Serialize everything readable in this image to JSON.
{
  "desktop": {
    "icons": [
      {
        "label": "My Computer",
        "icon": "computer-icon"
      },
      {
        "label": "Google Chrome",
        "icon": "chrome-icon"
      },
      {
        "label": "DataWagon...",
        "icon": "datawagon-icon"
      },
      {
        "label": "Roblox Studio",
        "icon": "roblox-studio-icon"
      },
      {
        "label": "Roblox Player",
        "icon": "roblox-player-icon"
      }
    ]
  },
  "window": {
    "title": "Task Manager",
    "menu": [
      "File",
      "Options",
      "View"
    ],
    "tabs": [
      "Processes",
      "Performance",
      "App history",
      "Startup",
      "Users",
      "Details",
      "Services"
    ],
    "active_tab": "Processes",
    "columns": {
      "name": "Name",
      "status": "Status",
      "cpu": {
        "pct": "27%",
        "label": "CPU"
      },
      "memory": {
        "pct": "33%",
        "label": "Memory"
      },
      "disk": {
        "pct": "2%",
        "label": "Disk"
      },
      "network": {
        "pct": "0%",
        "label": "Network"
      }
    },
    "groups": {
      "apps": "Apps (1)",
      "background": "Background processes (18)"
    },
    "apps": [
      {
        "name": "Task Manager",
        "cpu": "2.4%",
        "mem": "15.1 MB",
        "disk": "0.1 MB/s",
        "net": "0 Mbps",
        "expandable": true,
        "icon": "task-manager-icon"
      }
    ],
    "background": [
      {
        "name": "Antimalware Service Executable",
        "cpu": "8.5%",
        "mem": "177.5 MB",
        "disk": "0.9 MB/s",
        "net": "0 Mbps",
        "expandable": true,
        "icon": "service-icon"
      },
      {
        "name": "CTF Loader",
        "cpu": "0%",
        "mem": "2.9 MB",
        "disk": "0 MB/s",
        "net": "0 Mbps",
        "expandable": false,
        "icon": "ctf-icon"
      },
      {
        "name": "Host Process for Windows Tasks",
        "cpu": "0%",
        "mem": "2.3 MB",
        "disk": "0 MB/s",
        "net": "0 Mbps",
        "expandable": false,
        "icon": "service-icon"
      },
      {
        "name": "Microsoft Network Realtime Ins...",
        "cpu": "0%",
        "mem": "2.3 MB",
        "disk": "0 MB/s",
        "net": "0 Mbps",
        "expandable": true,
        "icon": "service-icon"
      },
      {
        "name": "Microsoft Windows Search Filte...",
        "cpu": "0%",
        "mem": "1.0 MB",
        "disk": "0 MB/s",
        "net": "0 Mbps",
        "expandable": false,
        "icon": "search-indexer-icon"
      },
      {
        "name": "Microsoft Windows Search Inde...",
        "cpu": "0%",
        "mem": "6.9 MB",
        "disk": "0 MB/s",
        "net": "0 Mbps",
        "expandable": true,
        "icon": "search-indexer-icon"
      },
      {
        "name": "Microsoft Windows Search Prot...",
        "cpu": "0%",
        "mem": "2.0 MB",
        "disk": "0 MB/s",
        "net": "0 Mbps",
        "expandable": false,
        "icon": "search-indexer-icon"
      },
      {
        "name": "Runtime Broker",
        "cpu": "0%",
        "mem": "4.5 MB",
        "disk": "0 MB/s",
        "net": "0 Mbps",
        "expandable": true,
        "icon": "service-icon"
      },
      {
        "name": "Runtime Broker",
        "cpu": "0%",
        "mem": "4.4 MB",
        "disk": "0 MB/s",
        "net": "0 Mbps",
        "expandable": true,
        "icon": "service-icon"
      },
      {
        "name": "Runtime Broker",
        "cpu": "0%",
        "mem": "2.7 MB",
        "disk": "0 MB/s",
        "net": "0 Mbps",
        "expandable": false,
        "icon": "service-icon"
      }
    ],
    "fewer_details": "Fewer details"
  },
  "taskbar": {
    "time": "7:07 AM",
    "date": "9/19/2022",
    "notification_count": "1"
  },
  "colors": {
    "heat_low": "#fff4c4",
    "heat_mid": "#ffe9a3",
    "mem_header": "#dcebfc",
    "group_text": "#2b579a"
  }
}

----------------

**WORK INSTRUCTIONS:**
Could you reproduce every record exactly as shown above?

**EXERCISE RESULT:**
Serialize everything readable in this image to JSON.
{
  "desktop": {
    "icons": [
      {
        "label": "My Computer",
        "icon": "computer-icon"
      },
      {
        "label": "Google Chrome",
        "icon": "chrome-icon"
      },
      {
        "label": "DataWagon...",
        "icon": "datawagon-icon"
      },
      {
        "label": "Roblox Studio",
        "icon": "roblox-studio-icon"
      },
      {
        "label": "Roblox Player",
        "icon": "roblox-player-icon"
      }
    ]
  },
  "window": {
    "title": "Task Manager",
    "menu": [
      "File",
      "Options",
      "View"
    ],
    "tabs": [
      "Processes",
      "Performance",
      "App history",
      "Startup",
      "Users",
      "Details",
      "Services"
    ],
    "active_tab": "Processes",
    "columns": {
      "name": "Name",
      "status": "Status",
      "cpu": {
        "pct": "27%",
        "label": "CPU"
      },
      "memory": {
        "pct": "33%",
        "label": "Memory"
      },
      "disk": {
        "pct": "2%",
        "label": "Disk"
      },
      "network": {
        "pct": "0%",
        "label": "Network"
      }
    },
    "groups": {
      "apps": "Apps (1)",
      "background": "Background processes (18)"
    },
    "apps": [
      {
        "name": "Task Manager",
        "cpu": "2.4%",
        "mem": "15.1 MB",
        "disk": "0.1 MB/s",
        "net": "0 Mbps",
        "expandable": true,
        "icon": "task-manager-icon"
      }
    ],
    "background": [
      {
        "name": "Antimalware Service Executable",
        "cpu": "8.5%",
        "mem": "177.5 MB",
        "disk": "0.9 MB/s",
        "net": "0 Mbps",
        "expandable": true,
        "icon": "service-icon"
      },
      {
        "name": "CTF Loader",
        "cpu": "0%",
        "mem": "2.9 MB",
        "disk": "0 MB/s",
        "net": "0 Mbps",
        "expandable": false,
        "icon": "ctf-icon"
      },
      {
        "name": "Host Process for Windows Tasks",
        "cpu": "0%",
        "mem": "2.3 MB",
        "disk": "0 MB/s",
        "net": "0 Mbps",
        "expandable": false,
        "icon": "service-icon"
      },
      {
        "name": "Microsoft Network Realtime Ins...",
        "cpu": "0%",
        "mem": "2.3 MB",
        "disk": "0 MB/s",
        "net": "0 Mbps",
        "expandable": true,
        "icon": "service-icon"
      },
      {
        "name": "Microsoft Windows Search Filte...",
        "cpu": "0%",
        "mem": "1.0 MB",
        "disk": "0 MB/s",
        "net": "0 Mbps",
        "expandable": false,
        "icon": "search-indexer-icon"
      },
      {
        "name": "Microsoft Windows Search Inde...",
        "cpu": "0%",
        "mem": "6.9 MB",
        "disk": "0 MB/s",
        "net": "0 Mbps",
        "expandable": true,
        "icon": "search-indexer-icon"
      },
      {
        "name": "Microsoft Windows Search Prot...",
        "cpu": "0%",
        "mem": "2.0 MB",
        "disk": "0 MB/s",
        "net": "0 Mbps",
        "expandable": false,
        "icon": "search-indexer-icon"
      },
      {
        "name": "Runtime Broker",
        "cpu": "0%",
        "mem": "4.5 MB",
        "disk": "0 MB/s",
        "net": "0 Mbps",
        "expandable": true,
        "icon": "service-icon"
      },
      {
        "name": "Runtime Broker",
        "cpu": "0%",
        "mem": "4.4 MB",
        "disk": "0 MB/s",
        "net": "0 Mbps",
        "expandable": true,
        "icon": "service-icon"
      },
      {
        "name": "Runtime Broker",
        "cpu": "0%",
        "mem": "2.7 MB",
        "disk": "0 MB/s",
        "net": "0 Mbps",
        "expandable": false,
        "icon": "service-icon"
      }
    ],
    "fewer_details": "Fewer details"
  },
  "taskbar": {
    "time": "7:07 AM",
    "date": "9/19/2022",
    "notification_count": "1"
  },
  "colors": {
    "heat_low": "#fff4c4",
    "heat_mid": "#ffe9a3",
    "mem_header": "#dcebfc",
    "group_text": "#2b579a"
  }
}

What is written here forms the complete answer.